To do: Only the total should be returned: the number of lines in the data that hold the string "kind".
(Data extracts Opens)
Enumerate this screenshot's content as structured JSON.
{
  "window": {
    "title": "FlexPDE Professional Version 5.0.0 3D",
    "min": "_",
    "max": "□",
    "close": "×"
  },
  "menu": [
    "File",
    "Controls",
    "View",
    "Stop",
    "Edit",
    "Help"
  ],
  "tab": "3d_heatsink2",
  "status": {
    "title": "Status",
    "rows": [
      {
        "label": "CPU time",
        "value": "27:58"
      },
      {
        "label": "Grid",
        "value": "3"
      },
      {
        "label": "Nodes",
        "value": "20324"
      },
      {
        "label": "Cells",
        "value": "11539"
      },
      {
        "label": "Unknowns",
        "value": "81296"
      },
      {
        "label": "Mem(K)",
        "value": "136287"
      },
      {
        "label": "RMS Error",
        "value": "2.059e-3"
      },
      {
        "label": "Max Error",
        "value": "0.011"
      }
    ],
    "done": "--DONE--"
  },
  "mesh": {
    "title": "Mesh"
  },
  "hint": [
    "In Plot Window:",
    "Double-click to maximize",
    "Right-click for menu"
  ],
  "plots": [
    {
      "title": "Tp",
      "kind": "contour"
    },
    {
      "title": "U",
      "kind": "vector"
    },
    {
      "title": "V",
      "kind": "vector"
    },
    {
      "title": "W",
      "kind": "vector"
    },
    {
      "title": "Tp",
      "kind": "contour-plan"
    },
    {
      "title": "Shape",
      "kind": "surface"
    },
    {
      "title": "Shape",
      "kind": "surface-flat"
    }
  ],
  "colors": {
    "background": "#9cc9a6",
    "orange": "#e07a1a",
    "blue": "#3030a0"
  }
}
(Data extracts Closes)
Your response: 7